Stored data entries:
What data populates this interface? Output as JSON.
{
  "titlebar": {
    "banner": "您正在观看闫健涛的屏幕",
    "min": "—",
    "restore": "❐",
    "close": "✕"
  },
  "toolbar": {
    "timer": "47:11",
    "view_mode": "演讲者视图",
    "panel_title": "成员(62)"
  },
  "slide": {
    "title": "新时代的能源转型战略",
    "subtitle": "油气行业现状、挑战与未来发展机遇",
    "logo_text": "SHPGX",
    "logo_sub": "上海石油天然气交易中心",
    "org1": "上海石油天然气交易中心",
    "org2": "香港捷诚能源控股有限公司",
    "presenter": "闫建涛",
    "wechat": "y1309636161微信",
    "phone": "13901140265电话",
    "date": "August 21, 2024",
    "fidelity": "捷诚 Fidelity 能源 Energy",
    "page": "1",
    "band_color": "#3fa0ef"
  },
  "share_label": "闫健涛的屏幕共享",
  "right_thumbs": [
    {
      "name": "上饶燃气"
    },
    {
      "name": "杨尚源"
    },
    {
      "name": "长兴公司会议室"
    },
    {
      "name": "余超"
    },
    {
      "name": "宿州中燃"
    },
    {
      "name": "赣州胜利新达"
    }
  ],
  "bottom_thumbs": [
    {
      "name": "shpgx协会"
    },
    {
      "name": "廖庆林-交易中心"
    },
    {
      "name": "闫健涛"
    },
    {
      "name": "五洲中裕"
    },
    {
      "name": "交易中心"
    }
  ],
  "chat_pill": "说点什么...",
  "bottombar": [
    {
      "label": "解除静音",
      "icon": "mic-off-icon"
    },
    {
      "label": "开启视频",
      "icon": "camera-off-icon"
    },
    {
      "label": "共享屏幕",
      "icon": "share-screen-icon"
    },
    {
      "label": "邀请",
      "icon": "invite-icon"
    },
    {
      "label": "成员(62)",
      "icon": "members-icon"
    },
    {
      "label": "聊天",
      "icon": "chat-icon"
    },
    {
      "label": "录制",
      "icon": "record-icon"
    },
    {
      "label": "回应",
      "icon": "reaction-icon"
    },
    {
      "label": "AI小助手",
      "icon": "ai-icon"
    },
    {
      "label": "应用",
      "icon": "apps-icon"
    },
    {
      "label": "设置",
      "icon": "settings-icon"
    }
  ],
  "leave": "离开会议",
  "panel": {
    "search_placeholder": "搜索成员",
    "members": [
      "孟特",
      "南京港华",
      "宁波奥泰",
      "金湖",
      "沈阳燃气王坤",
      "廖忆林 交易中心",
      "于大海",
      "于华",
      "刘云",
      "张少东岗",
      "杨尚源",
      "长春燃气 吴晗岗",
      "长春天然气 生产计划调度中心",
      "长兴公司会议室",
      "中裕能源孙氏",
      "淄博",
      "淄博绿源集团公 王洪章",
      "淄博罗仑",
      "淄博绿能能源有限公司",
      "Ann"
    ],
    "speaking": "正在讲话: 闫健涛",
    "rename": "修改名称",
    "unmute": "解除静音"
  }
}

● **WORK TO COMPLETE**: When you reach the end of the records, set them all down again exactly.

● **ANSWER TO THIS PROBLEM**:
What data populates this interface? Output as JSON.
{
  "titlebar": {
    "banner": "您正在观看闫健涛的屏幕",
    "min": "—",
    "restore": "❐",
    "close": "✕"
  },
  "toolbar": {
    "timer": "47:11",
    "view_mode": "演讲者视图",
    "panel_title": "成员(62)"
  },
  "slide": {
    "title": "新时代的能源转型战略",
    "subtitle": "油气行业现状、挑战与未来发展机遇",
    "logo_text": "SHPGX",
    "logo_sub": "上海石油天然气交易中心",
    "org1": "上海石油天然气交易中心",
    "org2": "香港捷诚能源控股有限公司",
    "presenter": "闫建涛",
    "wechat": "y1309636161微信",
    "phone": "13901140265电话",
    "date": "August 21, 2024",
    "fidelity": "捷诚 Fidelity 能源 Energy",
    "page": "1",
    "band_color": "#3fa0ef"
  },
  "share_label": "闫健涛的屏幕共享",
  "right_thumbs": [
    {
      "name": "上饶燃气"
    },
    {
      "name": "杨尚源"
    },
    {
      "name": "长兴公司会议室"
    },
    {
      "name": "余超"
    },
    {
      "name": "宿州中燃"
    },
    {
      "name": "赣州胜利新达"
    }
  ],
  "bottom_thumbs": [
    {
      "name": "shpgx协会"
    },
    {
      "name": "廖庆林-交易中心"
    },
    {
      "name": "闫健涛"
    },
    {
      "name": "五洲中裕"
    },
    {
      "name": "交易中心"
    }
  ],
  "chat_pill": "说点什么...",
  "bottombar": [
    {
      "label": "解除静音",
      "icon": "mic-off-icon"
    },
    {
      "label": "开启视频",
      "icon": "camera-off-icon"
    },
    {
      "label": "共享屏幕",
      "icon": "share-screen-icon"
    },
    {
      "label": "邀请",
      "icon": "invite-icon"
    },
    {
      "label": "成员(62)",
      "icon": "members-icon"
    },
    {
      "label": "聊天",
      "icon": "chat-icon"
    },
    {
      "label": "录制",
      "icon": "record-icon"
    },
    {
      "label": "回应",
      "icon": "reaction-icon"
    },
    {
      "label": "AI小助手",
      "icon": "ai-icon"
    },
    {
      "label": "应用",
      "icon": "apps-icon"
    },
    {
      "label": "设置",
      "icon": "settings-icon"
    }
  ],
  "leave": "离开会议",
  "panel": {
    "search_placeholder": "搜索成员",
    "members": [
      "孟特",
      "南京港华",
      "宁波奥泰",
      "金湖",
      "沈阳燃气王坤",
      "廖忆林 交易中心",
      "于大海",
      "于华",
      "刘云",
      "张少东岗",
      "杨尚源",
      "长春燃气 吴晗岗",
      "长春天然气 生产计划调度中心",
      "长兴公司会议室",
      "中裕能源孙氏",
      "淄博",
      "淄博绿源集团公 王洪章",
      "淄博罗仑",
      "淄博绿能能源有限公司",
      "Ann"
    ],
    "speaking": "正在讲话: 闫健涛",
    "rename": "修改名称",
    "unmute": "解除静音"
  }
}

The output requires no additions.